Students initially focus on writing a strong, convincing argument using at least one New York Times source and one other source for support. They know that they’ll ultimately need to write a counterargument and rebuttal, a call to action, and a compelling title, but I teach strategies for each of these elements as mini lessons once students’ arguments are fully developed and supported.
If you listened in on our editorial conferences, you would hear students asking, “Do you know where I can find _____?” or “How do I make people care about this?” — along with the more difficult question, “How do I acknowledge the opposing side if I really don’t understand their position?”
As students craft their counterarguments, they must consider alternate perspectives, and try to empathize with the people who hold these opposing viewpoints, that are sometimes part of a mind-set that they find offensive. Yet by doing so, it leads students to a deeper understanding of people who might view the world in ways that were previously incomprehensible to them.
In the two years my classes have participated in the Editorial Contest, and from the thousands of student editorials received by The New York Times, four of my students — Ruhee Damle, Neha Narayan, Aarsha Shah and Maya Mau — have had their work recognized by the judges.
Perhaps the best part of this recognition is that a few of these students were genuinely shocked to have their writing recognized, as they certainly didn’t consider themselves to be the best writers in their class. What these students did have in common is that they gave up lunch periods, sent me numerous emails about their pieces, and sought, listened to and implemented feedback that sometimes must have been hard to hear.
In 2017, one of my students, Ishita Bhimavarapu, was recognized at the state level in the Library of Congress Letters About Literature Contest. She wrote about trying to find her voice again after feeling it had been silenced by the criticism of other students. It was a triumph to know that her voice, which she had felt had gotten “small,” was heard by others. That very same year, Ishita was again recognized, this time in The New York Times Student Review Contest. Ishita’s voice is continuing to get louder, and she is one of the many teenagers we all need to listen to.
In a world where young people often feel powerless, these authentic writing experiences make students feel as if there is a real possibility for their voices to be heard … and that they can quite literally write to change the world.
You can find Beth Pandolpho on Twitter @bethpando.

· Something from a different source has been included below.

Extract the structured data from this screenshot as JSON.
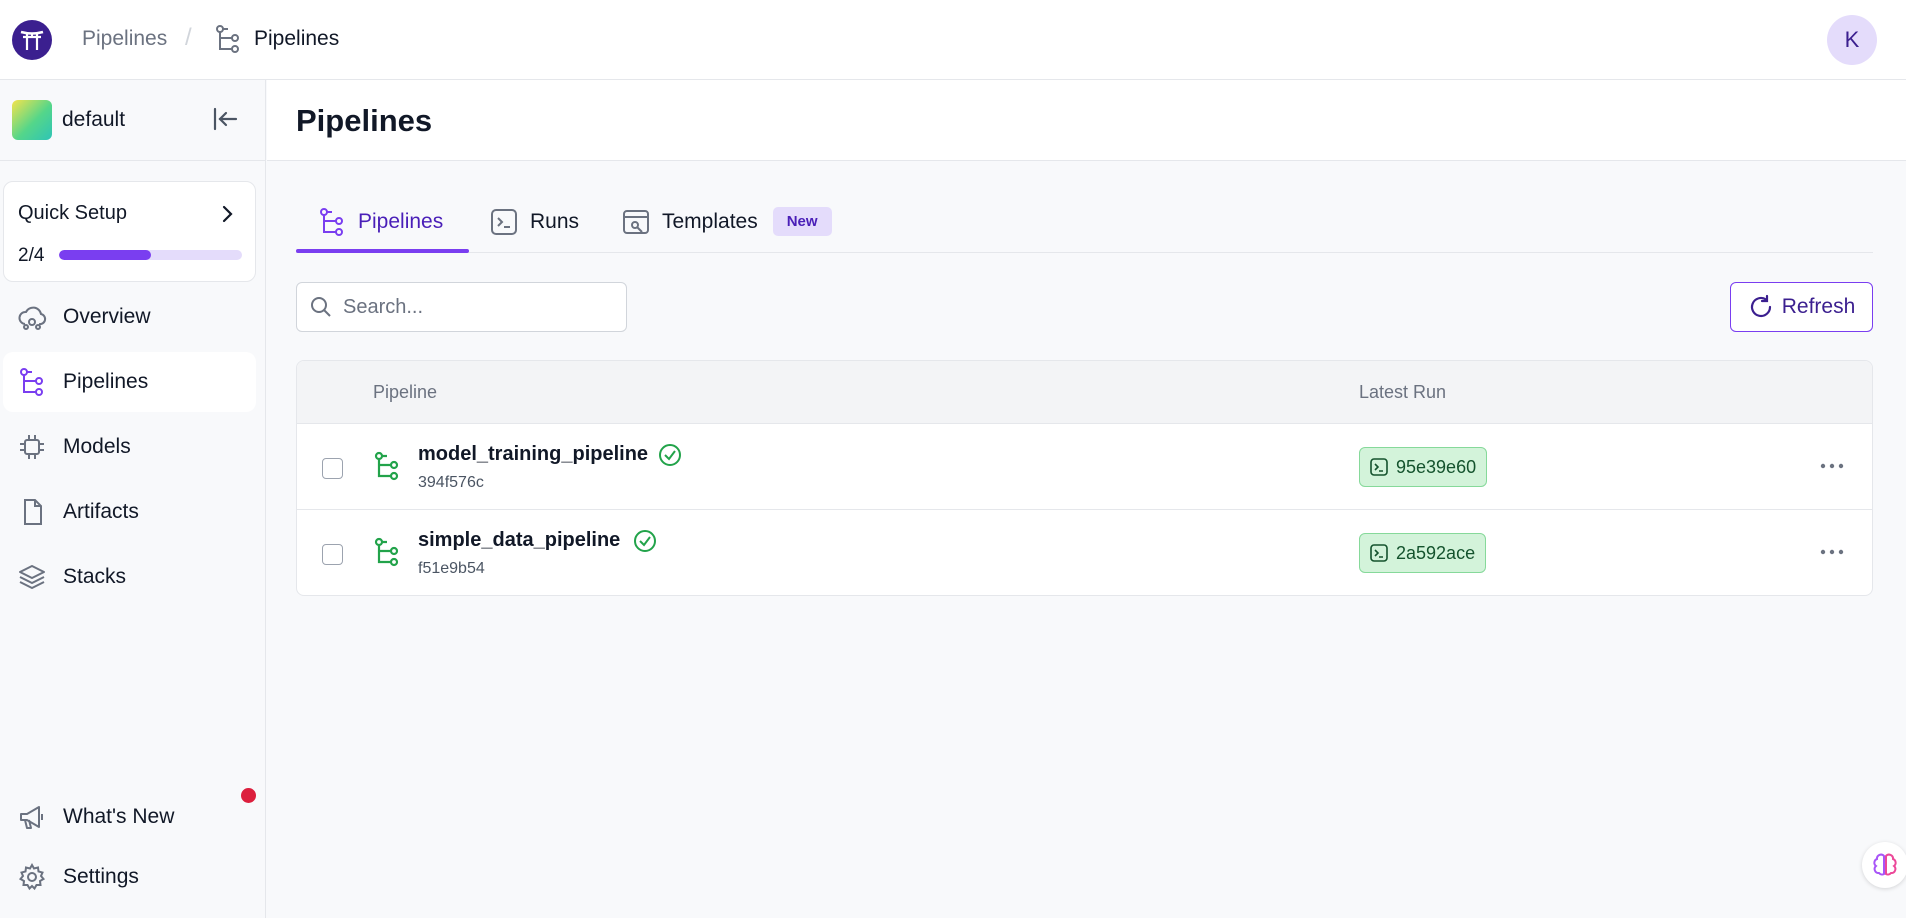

She is currently writing a research-based book for Solution Tree that examines how a learner-centered classroom built on strong relationships and a sense of belonging can support student achievement in the development of literacy skills.